**Instructions to follow:** Looking at the records below, say how many lines include "price", and add nothing else.

Provided data START

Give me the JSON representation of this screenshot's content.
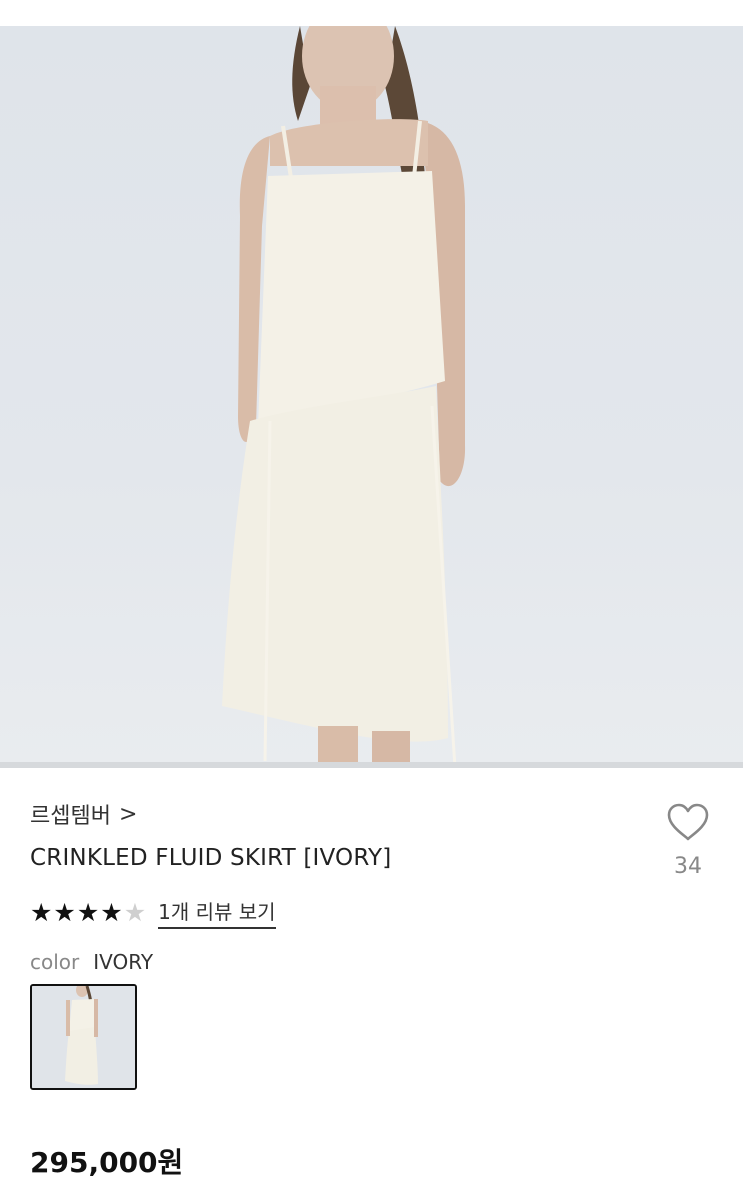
{
  "product": {
    "image_icon": "model-photo",
    "brand": "르셉템버",
    "brand_chevron": ">",
    "title": "CRINKLED FLUID SKIRT [IVORY]",
    "like_count": "34",
    "rating": {
      "stars_filled": 4,
      "stars_total": 5,
      "review_link": "1개 리뷰 보기"
    },
    "option": {
      "label": "color",
      "value": "IVORY"
    },
    "price": "295,000원"
  }
}
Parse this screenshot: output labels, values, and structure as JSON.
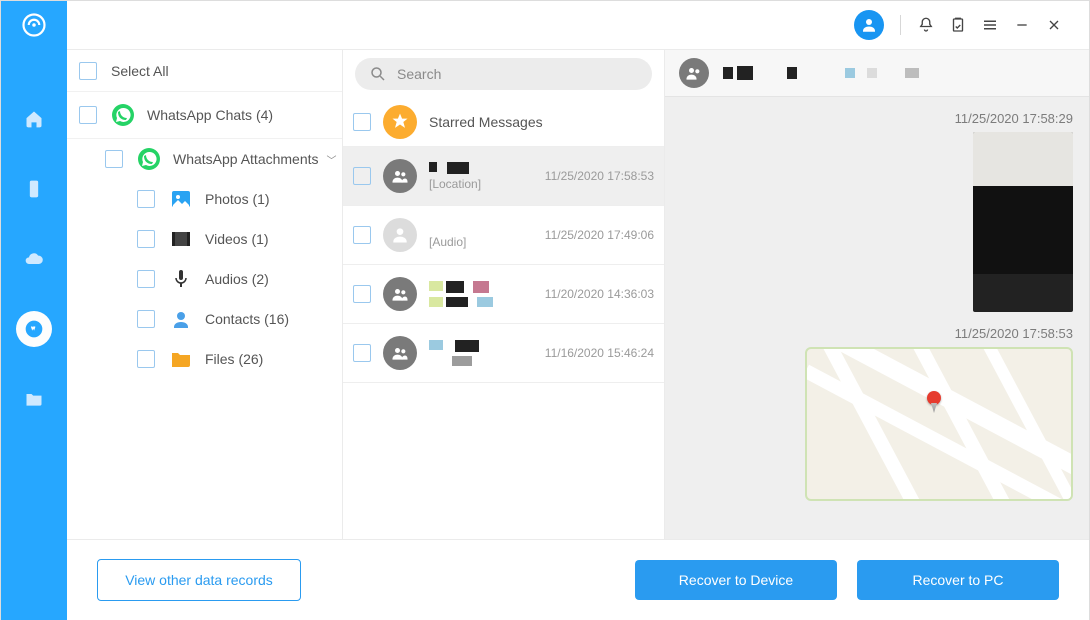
{
  "sidebar": {
    "select_all": "Select All",
    "chats": "WhatsApp Chats (4)",
    "attachments": "WhatsApp Attachments",
    "items": {
      "photos": "Photos (1)",
      "videos": "Videos (1)",
      "audios": "Audios (2)",
      "contacts": "Contacts (16)",
      "files": "Files (26)"
    }
  },
  "search": {
    "placeholder": "Search"
  },
  "center": {
    "starred": "Starred Messages",
    "entries": [
      {
        "sub": "[Location]",
        "time": "11/25/2020 17:58:53"
      },
      {
        "sub": "[Audio]",
        "time": "11/25/2020 17:49:06"
      },
      {
        "sub": "",
        "time": "11/20/2020 14:36:03"
      },
      {
        "sub": "",
        "time": "11/16/2020 15:46:24"
      }
    ]
  },
  "detail": {
    "msgs": [
      {
        "time": "11/25/2020 17:58:29",
        "type": "photo"
      },
      {
        "time": "11/25/2020 17:58:53",
        "type": "location"
      }
    ]
  },
  "footer": {
    "other": "View other data records",
    "to_device": "Recover to Device",
    "to_pc": "Recover to PC"
  }
}
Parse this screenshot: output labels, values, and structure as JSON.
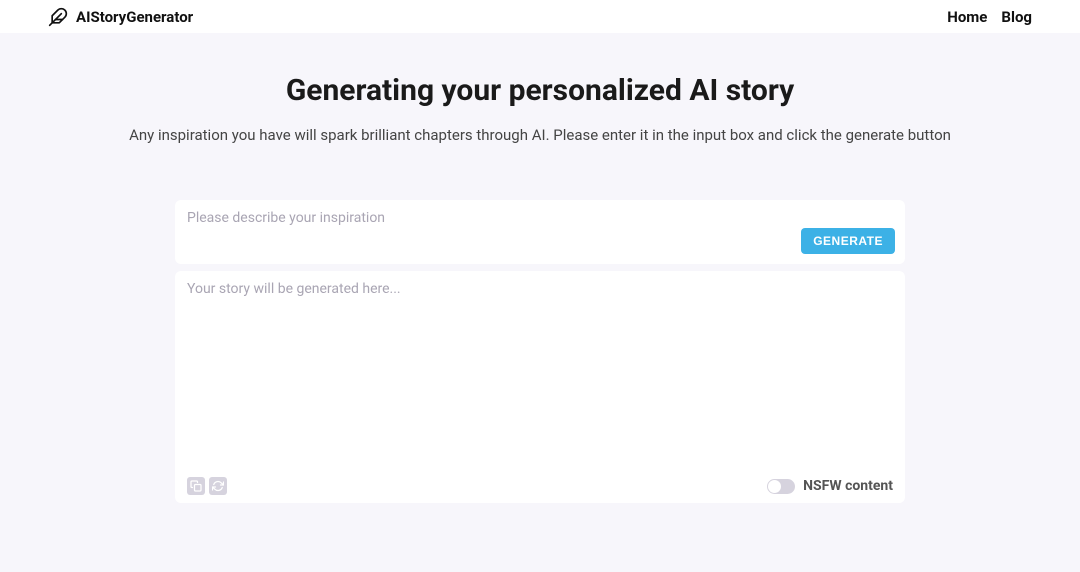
{
  "header": {
    "brand": "AIStoryGenerator",
    "nav": {
      "home": "Home",
      "blog": "Blog"
    }
  },
  "main": {
    "title": "Generating your personalized AI story",
    "subtitle": "Any inspiration you have will spark brilliant chapters through AI. Please enter it in the input box and click the generate button",
    "input_placeholder": "Please describe your inspiration",
    "generate_label": "GENERATE",
    "output_placeholder": "Your story will be generated here...",
    "nsfw_label": "NSFW content"
  }
}
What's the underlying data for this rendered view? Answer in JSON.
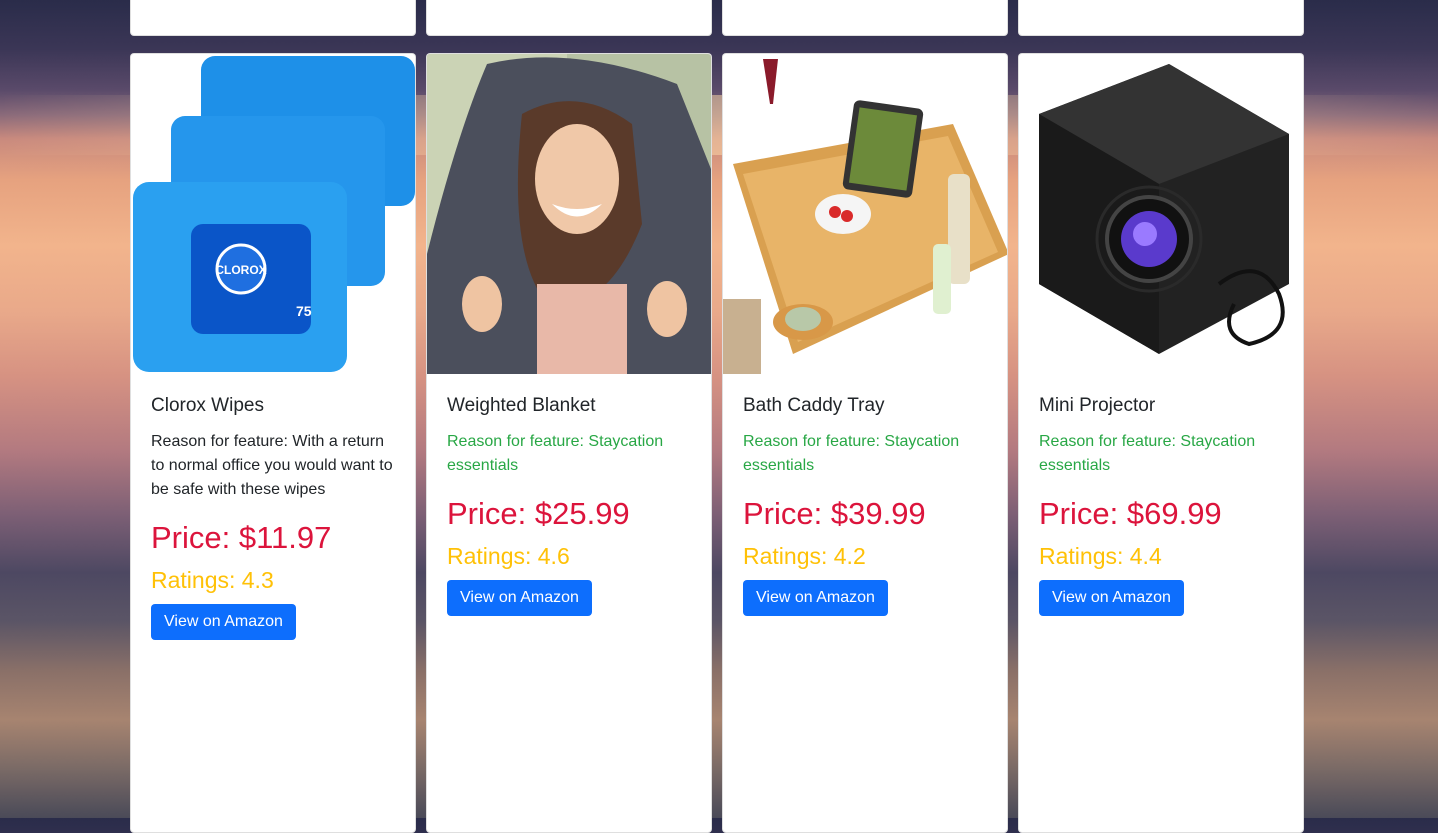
{
  "products": [
    {
      "title": "Clorox Wipes",
      "reason": "Reason for feature: With a return to normal office you would want to be safe with these wipes",
      "price": "Price: $11.97",
      "rating": "Ratings: 4.3",
      "button": "View on Amazon"
    },
    {
      "title": "Weighted Blanket",
      "reason": "Reason for feature: Staycation essentials",
      "price": "Price: $25.99",
      "rating": "Ratings: 4.6",
      "button": "View on Amazon"
    },
    {
      "title": "Bath Caddy Tray",
      "reason": "Reason for feature: Staycation essentials",
      "price": "Price: $39.99",
      "rating": "Ratings: 4.2",
      "button": "View on Amazon"
    },
    {
      "title": "Mini Projector",
      "reason": "Reason for feature: Staycation essentials",
      "price": "Price: $69.99",
      "rating": "Ratings: 4.4",
      "button": "View on Amazon"
    }
  ],
  "product_images": [
    {
      "icon": "wipes-pack-image"
    },
    {
      "icon": "woman-blanket-image"
    },
    {
      "icon": "bath-caddy-image"
    },
    {
      "icon": "projector-image"
    }
  ],
  "image_labels": {
    "wipes_brand": "CLOROX",
    "wipes_count": "75"
  },
  "colors": {
    "price": "#dc143c",
    "rating": "#ffc107",
    "reason_green": "#28a745",
    "button": "#0d6efd"
  }
}
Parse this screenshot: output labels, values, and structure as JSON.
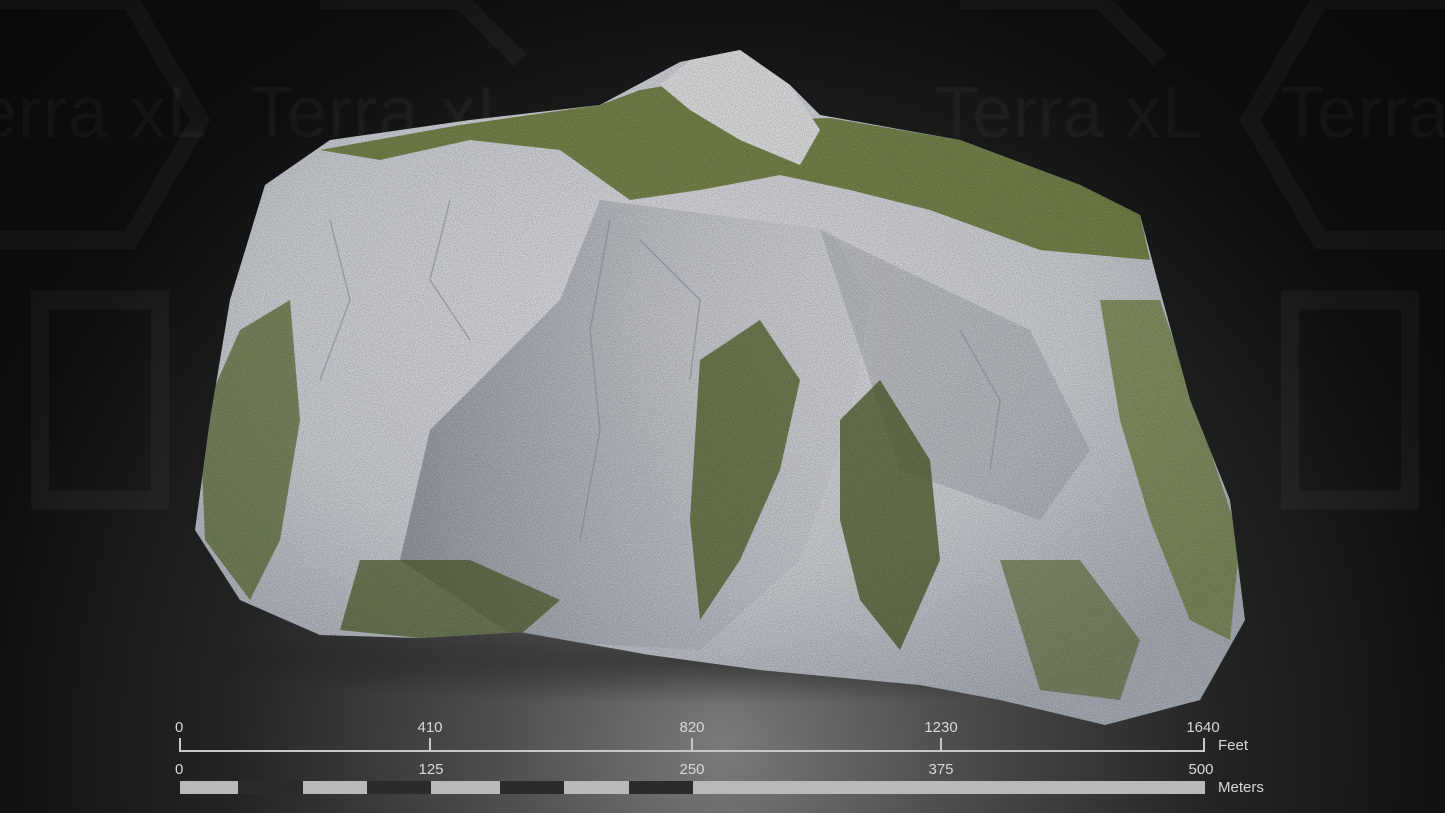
{
  "watermark": {
    "text": "Terra xL"
  },
  "scale_bar": {
    "feet": {
      "ticks": [
        "0",
        "410",
        "820",
        "1230",
        "1640"
      ],
      "unit": "Feet"
    },
    "meters": {
      "ticks": [
        "0",
        "125",
        "250",
        "375",
        "500"
      ],
      "unit": "Meters"
    }
  },
  "colors": {
    "rock": "#e4e7ec",
    "rock_shadow": "#a4aab4",
    "vegetation": "#6d7f36",
    "vegetation_dark": "#3f4a22",
    "background": "#111111",
    "scale": "#c8c8c8"
  }
}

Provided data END

**Written solution:** 6